The tech challenge I gave myself this year was finding/assembling a decent-sized data set and putting it through some data management and statistical paces. Fortunately, it didn’t take me long to latch on to the U.S. Census, American Community Survey, 2006-2010, 5-year Public Use Microdata Sample (PUMS), available in CSV and SAS file formats. I downloaded both 2 GB compressed files and started my data journey.
First up was the SAS data for which I dusted off the trusty WPS from World Programming, a low-cost clone to the ubiquitous, if pricey, SAS platform for statistical analysis. The latest 64 bit version of WPS was able to recognize and process the downloaded SAS format data set without a hitch on my 8 GB RAM Wintel notebook. Using “proc contents” and “proc sql,” I determined I was working with more than 15 M records and 227 attributes. “proc freq” and “proc univariate” then helped me decide which variables were worthy of further consideration. Eliminating the less interesting attributes and creating half a dozen new ones, I wrote a second, “skinny” PUMS SAS file with just 30 attributes.
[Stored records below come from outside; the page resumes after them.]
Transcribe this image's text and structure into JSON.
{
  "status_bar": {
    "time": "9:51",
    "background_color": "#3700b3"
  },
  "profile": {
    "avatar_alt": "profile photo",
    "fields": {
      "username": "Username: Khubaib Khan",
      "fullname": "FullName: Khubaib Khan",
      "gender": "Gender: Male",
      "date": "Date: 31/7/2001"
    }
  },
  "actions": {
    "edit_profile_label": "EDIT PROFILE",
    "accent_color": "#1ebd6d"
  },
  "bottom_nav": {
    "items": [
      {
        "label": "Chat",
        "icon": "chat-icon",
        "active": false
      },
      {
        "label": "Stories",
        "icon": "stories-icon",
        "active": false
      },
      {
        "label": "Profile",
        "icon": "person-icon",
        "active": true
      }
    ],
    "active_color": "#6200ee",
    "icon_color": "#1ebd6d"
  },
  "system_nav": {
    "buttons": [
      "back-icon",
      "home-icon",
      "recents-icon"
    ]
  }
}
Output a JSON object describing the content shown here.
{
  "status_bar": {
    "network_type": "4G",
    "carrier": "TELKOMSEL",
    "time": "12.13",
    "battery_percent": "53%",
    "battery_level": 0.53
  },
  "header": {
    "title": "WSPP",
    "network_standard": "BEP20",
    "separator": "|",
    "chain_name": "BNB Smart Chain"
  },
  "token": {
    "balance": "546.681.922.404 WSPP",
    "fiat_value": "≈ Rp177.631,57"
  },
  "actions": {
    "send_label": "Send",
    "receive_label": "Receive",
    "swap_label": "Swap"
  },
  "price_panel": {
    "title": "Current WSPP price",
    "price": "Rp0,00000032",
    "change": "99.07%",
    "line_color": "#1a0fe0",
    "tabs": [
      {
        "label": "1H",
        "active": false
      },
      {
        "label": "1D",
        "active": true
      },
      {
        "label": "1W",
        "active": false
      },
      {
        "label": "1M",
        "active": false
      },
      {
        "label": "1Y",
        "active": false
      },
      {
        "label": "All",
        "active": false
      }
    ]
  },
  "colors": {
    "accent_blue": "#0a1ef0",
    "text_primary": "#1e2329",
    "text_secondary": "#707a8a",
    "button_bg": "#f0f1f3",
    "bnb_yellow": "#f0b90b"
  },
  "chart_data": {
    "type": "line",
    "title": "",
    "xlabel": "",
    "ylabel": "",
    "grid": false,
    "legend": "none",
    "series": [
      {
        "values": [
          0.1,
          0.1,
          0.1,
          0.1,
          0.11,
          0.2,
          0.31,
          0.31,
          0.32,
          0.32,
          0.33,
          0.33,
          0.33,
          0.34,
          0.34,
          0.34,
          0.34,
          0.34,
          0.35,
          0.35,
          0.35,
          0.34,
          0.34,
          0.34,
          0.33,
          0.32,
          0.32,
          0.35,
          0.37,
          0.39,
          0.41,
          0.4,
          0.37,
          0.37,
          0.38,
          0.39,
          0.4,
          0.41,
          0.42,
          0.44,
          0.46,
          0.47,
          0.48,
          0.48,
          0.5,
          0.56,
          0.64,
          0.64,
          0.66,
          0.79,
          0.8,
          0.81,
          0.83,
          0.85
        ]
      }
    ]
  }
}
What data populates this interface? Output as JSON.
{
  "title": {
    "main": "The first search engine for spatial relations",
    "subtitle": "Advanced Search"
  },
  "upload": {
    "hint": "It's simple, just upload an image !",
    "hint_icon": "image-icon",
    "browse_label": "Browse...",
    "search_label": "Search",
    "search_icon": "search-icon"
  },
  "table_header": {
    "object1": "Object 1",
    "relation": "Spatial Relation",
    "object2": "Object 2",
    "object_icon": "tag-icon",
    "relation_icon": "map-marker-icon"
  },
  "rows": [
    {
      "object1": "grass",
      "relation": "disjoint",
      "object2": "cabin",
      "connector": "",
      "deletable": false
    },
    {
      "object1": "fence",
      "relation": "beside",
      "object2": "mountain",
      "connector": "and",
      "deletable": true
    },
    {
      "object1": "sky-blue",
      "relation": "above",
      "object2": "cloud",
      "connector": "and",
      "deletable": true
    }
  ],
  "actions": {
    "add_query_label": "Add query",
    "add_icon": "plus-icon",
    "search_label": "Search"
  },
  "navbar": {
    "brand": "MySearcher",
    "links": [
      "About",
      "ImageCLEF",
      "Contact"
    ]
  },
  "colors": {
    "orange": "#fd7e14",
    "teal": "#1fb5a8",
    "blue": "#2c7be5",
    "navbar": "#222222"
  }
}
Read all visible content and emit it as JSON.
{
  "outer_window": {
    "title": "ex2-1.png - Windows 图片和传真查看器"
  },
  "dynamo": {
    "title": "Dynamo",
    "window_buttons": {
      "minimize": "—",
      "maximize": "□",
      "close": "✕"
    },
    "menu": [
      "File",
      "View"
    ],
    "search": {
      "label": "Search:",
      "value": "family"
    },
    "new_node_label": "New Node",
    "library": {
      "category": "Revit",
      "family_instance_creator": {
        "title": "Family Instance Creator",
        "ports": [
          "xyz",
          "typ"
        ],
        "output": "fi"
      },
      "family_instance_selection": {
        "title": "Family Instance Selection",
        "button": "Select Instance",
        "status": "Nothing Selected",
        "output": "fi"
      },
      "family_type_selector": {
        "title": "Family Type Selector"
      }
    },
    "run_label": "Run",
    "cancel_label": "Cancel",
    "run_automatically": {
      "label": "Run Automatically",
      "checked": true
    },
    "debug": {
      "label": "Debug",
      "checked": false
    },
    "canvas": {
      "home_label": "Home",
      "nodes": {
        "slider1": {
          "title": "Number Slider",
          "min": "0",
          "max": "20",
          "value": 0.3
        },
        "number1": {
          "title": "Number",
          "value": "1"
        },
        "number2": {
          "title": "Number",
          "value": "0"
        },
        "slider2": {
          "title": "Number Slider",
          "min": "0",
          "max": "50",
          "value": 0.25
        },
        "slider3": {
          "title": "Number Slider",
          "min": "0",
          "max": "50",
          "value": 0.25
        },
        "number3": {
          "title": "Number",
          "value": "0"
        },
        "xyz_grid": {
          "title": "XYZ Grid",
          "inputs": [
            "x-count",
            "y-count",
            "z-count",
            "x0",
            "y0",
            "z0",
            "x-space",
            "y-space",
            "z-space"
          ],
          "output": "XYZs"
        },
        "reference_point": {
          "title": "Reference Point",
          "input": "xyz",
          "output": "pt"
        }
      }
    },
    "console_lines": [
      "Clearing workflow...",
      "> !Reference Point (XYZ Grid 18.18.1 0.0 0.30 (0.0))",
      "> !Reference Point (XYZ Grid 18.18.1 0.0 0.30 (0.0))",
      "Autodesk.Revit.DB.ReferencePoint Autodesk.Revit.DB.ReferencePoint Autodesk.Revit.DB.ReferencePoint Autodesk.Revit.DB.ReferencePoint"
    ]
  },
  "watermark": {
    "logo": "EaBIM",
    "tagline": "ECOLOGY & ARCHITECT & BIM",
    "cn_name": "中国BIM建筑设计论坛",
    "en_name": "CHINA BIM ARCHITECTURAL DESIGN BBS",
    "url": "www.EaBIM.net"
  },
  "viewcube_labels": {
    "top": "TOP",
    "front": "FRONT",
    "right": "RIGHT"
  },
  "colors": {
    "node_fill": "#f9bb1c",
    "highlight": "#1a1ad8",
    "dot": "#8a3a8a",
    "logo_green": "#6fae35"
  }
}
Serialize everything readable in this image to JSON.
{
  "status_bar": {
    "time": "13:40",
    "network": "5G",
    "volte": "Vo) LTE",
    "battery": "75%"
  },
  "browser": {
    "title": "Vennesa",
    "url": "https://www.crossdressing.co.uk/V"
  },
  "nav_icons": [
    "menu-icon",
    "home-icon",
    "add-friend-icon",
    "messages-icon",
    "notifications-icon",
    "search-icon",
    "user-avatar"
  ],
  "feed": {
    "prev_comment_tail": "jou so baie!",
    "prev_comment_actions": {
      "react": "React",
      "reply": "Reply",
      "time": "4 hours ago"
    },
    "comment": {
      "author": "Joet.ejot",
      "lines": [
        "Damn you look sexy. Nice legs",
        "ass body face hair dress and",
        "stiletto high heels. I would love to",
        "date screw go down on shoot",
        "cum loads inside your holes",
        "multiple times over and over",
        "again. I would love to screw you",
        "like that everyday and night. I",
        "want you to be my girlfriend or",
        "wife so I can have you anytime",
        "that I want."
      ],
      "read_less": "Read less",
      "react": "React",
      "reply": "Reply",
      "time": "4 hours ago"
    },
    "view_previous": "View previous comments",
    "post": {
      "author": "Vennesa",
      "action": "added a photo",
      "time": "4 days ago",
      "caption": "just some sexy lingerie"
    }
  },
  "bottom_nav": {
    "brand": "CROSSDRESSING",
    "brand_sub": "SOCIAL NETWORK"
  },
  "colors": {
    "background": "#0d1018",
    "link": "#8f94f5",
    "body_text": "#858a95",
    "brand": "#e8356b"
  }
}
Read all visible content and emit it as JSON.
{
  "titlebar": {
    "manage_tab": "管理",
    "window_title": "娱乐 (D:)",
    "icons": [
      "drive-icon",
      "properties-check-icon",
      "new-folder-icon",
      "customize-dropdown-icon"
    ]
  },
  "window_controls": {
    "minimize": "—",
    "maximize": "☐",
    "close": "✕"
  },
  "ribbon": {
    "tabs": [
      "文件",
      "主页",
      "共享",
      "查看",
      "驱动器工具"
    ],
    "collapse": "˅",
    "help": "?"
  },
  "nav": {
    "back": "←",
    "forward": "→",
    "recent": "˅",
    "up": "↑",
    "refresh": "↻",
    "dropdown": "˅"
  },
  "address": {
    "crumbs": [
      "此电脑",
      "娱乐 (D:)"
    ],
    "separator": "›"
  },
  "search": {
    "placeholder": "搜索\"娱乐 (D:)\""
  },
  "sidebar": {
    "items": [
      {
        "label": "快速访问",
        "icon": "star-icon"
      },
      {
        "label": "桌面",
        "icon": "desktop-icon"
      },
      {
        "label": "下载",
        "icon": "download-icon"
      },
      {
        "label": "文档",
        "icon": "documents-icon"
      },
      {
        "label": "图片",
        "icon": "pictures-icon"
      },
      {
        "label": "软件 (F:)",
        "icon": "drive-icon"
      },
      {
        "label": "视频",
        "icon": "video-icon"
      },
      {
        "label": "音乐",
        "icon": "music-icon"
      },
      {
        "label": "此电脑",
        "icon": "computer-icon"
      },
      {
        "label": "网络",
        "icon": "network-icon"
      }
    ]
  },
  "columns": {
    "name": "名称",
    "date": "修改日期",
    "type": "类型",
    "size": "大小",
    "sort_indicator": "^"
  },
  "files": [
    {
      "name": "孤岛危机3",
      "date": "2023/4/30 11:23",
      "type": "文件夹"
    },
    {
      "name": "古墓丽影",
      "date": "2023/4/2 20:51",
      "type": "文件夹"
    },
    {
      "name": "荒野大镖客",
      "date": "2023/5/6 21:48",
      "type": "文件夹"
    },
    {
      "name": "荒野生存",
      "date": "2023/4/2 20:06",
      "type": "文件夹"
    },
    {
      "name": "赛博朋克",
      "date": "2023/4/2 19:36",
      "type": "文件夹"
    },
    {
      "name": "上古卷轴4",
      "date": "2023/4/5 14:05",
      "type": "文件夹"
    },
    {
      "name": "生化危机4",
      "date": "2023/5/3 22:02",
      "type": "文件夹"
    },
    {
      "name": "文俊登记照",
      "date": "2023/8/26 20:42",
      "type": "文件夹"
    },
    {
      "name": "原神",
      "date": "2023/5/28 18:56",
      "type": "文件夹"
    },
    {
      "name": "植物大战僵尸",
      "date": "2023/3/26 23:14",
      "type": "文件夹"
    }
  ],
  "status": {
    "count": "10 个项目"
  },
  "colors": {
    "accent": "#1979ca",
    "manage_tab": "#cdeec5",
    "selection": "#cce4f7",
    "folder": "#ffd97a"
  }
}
Once that data was in place, I computed quantiles on the earnings and income variables by education as an illustration of basic statistical processing. For good measure, I tested the WPS ODBC connectivity by using “proc freq” on the columns of a MySQL table. Performance on these basic tasks was outstanding. Based on this and other experiences, I’d certainly recommend WPS to those committed to SAS data step programming.
On the CSV side, I first developed Python programs to “munge” and “wrangle” the data into a usable file format with attribute names in row one followed by delimited data in subsequent records. The Anaconda Python environment available from Continuum Analytics, which includes the latest interpreter plus many core libraries such as numpy, matplotlib, scipy and pandas, along with the wonderful interactive ipython programming environment, made that work easy.
The Python program that assembled the final CSV file of just over 15 M records and the 15 selected attributes ran in about five and a half minutes. Loading the CSV data into an R data frame took two and a half minutes, while the save of the slightly less than one GB R structure to disk finished in just under two minutes.
I suppose I should consider myself fortunate to have created such a “large N” data frame, given that R must consume its objects in RAM and is generally inefficient with memory allocation. I can’t perform predictive models on all 15 M records, but can efficiently create random samples of size, say, 100,000 for subsequent modeling work. And, using the snappy community-developed package “data.table”, I can do quite sophisticated “by group” processing on the larger data. For example, computing annual earnings quantiles of those 18 years old or more by race and education for the 15 M data frame is simple and fast (< 10 seconds). Once data are aggregated in the “by groups” tables, R’s trellis graphics capabilities with packages lattice and ggplot2 sparkle.
My disappointment with this year’s exercise was being unable to load the 15 M CSV file into the pandas’ Python programming environment. I’ve been playing with pandas ever since I bought the “Python for Data Analysis” book by Wes McKinney several months ago, and like the library a lot.
Pandas attempts to mimic the functionality of R in the Python environment. As is the case with R, though, pandas is memory-constrained, and I’d only used it on data sets of 1.5 M records or less. Alas, despite trying several approaches, I was unable to read the entire PUMS file into pandas’ version of the R data frame. After 13 M records, the job ran out of memory, Windows Task Manager showing the process slamming the RAM wall. I’ll continue to search for a solution.
Though I enjoyed the geeky week, I hope not to write a techie holiday blog next year, an indication that I was taking in the sun somewhere a lot warmer than Chicago. But if forced to stay put I’m sure I’ll be at it again – if lucky, learning as much as I did in 2012.